§ DATA PROVIDED
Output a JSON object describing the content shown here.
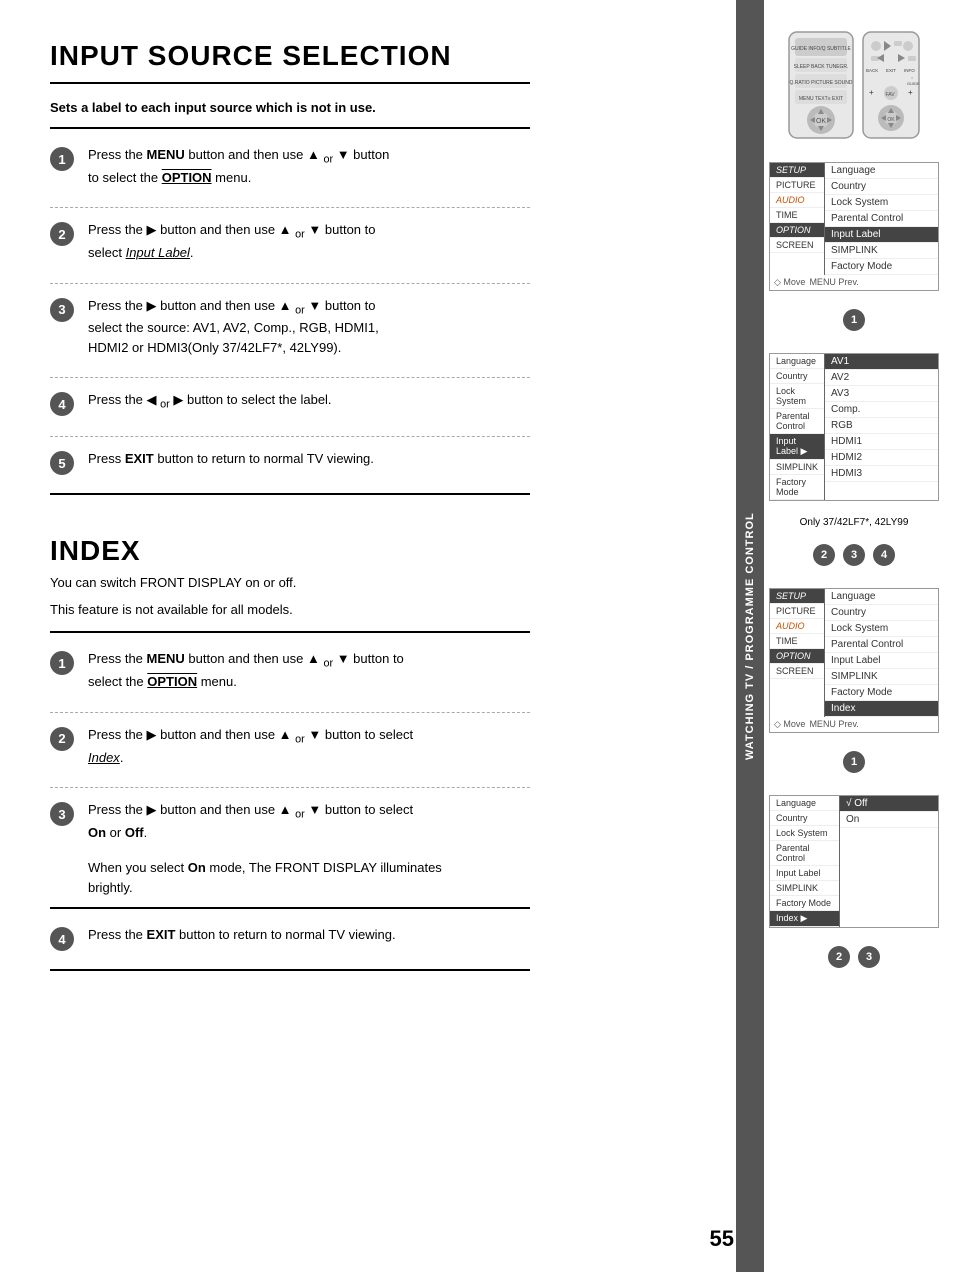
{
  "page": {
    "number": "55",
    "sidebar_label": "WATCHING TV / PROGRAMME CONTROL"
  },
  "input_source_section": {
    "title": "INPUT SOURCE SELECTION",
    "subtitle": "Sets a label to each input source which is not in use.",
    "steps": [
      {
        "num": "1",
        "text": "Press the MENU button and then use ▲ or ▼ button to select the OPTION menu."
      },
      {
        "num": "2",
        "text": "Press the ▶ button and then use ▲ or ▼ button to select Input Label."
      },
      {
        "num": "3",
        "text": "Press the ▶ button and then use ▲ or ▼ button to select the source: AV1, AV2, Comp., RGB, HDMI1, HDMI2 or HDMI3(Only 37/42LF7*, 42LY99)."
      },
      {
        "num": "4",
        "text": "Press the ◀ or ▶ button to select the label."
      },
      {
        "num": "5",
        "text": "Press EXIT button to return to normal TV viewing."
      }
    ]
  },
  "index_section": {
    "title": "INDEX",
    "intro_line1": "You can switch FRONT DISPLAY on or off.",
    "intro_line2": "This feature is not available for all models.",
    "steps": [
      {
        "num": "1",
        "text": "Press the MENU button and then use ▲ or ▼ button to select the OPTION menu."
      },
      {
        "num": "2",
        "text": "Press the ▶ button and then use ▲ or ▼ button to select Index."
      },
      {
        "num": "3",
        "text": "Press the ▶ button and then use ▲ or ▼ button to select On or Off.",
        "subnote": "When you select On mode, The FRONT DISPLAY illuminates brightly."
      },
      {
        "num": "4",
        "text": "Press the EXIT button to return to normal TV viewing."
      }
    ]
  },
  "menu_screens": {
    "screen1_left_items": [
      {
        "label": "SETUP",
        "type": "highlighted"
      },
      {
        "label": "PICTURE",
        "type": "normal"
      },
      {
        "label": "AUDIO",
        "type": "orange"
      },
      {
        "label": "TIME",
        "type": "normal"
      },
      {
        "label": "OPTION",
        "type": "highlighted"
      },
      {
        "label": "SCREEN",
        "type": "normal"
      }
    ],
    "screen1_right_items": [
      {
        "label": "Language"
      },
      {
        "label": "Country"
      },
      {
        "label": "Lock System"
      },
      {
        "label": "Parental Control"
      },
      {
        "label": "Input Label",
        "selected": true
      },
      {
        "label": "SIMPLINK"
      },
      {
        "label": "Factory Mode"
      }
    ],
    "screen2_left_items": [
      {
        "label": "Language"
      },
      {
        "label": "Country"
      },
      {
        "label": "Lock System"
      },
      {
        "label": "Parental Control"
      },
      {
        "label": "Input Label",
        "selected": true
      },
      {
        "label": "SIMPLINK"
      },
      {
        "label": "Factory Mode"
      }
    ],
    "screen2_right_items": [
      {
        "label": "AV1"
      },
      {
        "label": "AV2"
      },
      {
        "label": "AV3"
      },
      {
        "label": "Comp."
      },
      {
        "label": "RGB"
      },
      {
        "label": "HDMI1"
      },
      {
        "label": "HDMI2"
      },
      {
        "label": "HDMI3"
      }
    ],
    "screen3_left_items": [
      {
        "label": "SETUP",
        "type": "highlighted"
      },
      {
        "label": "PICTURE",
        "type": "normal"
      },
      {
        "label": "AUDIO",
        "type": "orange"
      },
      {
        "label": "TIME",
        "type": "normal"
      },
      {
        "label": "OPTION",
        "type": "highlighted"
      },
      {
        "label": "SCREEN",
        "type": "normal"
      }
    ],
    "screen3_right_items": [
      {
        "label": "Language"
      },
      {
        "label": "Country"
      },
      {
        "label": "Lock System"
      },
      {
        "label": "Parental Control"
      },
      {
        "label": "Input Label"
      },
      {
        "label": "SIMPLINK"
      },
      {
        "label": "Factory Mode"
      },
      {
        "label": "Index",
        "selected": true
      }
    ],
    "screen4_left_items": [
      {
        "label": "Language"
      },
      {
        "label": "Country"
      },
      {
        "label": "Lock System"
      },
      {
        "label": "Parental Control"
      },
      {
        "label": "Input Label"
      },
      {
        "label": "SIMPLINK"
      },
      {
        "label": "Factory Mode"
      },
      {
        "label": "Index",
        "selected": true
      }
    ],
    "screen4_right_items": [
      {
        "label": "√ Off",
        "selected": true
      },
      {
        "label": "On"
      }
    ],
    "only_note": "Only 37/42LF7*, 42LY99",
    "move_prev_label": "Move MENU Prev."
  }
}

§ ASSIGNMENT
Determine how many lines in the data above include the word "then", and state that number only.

§ YOUR SOLUTION
6